For all the headlines that EVs are taking in the US stock market, it’s the sheer number of cars in China that is making investors sit up and take notice of Chinese EV producer NIO Inc (NYSE: NIO).
The company, which has backing from Tencent Holdings Ltd (SEHK: 700), has come back from the dead having nearly gone bankrupt in 2019.
From a share price of US$1.50 in late 2019, NIO shares now sit at around US$44. In 2020, NIO shares soared by around 1,300%.
NIO managed to salvage itself by securing new funding in late 2019 from a provincial government in Anhui, tied to an agreement on EV production in its key city of Hefei.

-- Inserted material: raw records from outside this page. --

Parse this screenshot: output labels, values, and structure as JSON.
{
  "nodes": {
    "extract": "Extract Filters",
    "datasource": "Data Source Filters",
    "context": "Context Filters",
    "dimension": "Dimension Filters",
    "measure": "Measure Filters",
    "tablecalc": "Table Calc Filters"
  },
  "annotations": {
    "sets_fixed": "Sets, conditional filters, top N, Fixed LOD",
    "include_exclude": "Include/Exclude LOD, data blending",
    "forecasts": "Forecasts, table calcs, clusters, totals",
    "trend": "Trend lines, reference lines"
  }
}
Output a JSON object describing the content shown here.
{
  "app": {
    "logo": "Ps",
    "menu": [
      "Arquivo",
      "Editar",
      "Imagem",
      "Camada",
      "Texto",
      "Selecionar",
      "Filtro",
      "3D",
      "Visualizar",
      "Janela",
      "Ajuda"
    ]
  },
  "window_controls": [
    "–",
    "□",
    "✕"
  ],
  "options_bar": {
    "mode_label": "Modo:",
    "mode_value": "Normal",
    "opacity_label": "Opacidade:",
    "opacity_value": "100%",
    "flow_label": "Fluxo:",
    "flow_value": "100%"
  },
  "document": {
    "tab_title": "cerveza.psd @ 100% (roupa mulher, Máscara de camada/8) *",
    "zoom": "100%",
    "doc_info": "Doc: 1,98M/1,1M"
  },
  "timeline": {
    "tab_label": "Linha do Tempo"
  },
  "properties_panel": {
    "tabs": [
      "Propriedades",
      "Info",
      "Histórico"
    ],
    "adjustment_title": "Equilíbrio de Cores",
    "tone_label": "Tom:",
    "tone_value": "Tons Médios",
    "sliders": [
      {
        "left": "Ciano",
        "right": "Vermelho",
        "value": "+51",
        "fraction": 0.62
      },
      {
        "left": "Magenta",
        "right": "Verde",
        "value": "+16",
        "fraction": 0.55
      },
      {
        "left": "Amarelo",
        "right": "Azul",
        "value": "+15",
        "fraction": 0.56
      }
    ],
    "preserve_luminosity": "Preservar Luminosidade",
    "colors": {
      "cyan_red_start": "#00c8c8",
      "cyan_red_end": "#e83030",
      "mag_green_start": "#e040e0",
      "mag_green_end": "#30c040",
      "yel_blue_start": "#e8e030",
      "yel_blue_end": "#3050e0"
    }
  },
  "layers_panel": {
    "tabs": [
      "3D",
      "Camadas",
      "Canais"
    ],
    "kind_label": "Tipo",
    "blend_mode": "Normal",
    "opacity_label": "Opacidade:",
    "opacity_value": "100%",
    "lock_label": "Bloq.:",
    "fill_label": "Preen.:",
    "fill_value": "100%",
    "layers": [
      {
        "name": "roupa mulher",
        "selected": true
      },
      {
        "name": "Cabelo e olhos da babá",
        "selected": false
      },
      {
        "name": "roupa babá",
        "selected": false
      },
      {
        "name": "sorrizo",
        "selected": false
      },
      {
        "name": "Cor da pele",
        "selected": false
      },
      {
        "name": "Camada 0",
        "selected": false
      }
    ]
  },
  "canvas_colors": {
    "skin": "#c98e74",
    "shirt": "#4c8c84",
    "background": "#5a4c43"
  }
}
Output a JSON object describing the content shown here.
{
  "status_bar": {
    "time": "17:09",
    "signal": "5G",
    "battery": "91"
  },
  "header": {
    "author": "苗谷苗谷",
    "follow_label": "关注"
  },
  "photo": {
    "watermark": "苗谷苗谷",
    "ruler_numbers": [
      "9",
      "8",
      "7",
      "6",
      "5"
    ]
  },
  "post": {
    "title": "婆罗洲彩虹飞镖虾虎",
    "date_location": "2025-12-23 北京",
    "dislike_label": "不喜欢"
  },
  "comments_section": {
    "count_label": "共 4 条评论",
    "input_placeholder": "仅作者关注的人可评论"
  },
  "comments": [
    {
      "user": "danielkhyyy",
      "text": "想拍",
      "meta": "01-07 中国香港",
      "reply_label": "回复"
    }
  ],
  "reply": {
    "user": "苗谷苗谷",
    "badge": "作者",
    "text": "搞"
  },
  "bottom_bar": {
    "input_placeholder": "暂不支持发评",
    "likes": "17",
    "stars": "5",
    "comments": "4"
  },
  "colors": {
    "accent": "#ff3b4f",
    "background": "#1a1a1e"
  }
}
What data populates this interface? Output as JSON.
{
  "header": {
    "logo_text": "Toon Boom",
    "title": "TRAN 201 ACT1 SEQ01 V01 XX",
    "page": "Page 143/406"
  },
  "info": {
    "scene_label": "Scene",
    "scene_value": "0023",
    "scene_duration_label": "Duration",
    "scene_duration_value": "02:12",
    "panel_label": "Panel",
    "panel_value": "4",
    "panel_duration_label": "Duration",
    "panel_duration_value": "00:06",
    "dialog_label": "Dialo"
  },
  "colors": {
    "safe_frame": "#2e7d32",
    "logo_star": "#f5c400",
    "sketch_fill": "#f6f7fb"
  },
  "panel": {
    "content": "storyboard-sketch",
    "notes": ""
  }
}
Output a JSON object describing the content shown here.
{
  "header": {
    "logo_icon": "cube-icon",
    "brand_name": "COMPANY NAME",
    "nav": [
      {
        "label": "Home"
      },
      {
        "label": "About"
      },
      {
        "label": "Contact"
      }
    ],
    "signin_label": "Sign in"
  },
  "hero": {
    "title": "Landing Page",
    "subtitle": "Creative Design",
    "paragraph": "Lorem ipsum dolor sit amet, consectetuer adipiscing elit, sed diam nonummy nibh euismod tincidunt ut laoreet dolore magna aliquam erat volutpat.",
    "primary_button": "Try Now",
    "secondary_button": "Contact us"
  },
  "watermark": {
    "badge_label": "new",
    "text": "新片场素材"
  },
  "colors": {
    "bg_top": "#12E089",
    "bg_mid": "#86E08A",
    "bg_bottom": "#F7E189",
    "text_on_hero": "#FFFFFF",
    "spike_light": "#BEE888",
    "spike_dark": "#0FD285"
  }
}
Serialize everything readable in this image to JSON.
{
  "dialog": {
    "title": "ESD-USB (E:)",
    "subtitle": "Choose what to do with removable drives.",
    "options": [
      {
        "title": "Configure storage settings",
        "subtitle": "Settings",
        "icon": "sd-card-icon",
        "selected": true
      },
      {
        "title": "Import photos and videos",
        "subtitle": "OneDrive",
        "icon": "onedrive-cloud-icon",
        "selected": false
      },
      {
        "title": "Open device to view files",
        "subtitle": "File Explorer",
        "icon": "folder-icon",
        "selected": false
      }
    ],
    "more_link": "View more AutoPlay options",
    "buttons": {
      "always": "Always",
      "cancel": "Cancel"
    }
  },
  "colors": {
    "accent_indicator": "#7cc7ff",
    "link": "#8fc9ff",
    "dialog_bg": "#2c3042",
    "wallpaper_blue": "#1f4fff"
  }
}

Since then, it has been a turnaround story for investors as it has benefitted from being one of the few EV makers in China (out of a barely believable 635 EV startups in 2019) that is actually producing vehicles – and not merely saying it will at some point in the future.
Growth in China EVs
The market for growth in China is clearly huge. China’s market for EVs was already growing before Covid-19 hit.
In 2020, according to research from Canalys, 1.3 million EVs were sold in China which represented a stonking 41% of global EV sales.
That still only made up a small portion of the near-20 million in overall passenger vehicle sales in China last year. Going forward, that proportion is expected to grow strongly (see below).
Leading the China pack with a unique model
For NIO, it represents a huge untapped opportunity. The estimated numbers for EVs by 2025 above may, in the end, actually prove conservative given how fast the sector is growing in China.
As mentioned before, NIO already produces cars and that’s beginning to show up in the numbers.
In its most recent first-quarter 2021 earnings report, it announced deliveries during the quarter of 20,060 vehicles – up 422.7% year-on-year from the first quarter of 2020 and also up 15% sequentially from the final quarter of 2020.
There’s also the fact that NIO has a unique business model where, rather than charging its batteries, it relies on swapping them out instead to save consumers time on the recharging wait.
As a result, NIO is committed to building out a comprehensive nationwide network of exchange stations.
Buying future growth
For long-term investors, NIO is part of a massive growth industry in China. However, given the steep rise in its share price recently, it’s also sporting an “expensive” valuation of around 16x forward price-to-sales.
Yet for those of us who can look past valuation and think over years (or even decades) then investors could be getting a leading Chinese EV maker for a steal when we look back in 10 years’ time.
Disclaimer: ProsperUs Head of Content Tim Phillips doesn’t own shares of any companies mentioned.
Tim, based in Singapore but from Hong Kong, caught the investing bug as a teenager and is a passionate advocate of responsible long-term investing as a great way to build wealth.
He has worked in various content roles at Schroders and the Motley Fool, with a focus on Asian stocks, but believes in buying great businesses – wherever they may be.
In his spare time, Tim enjoys running after his two year-old son, playing football and practicing yoga.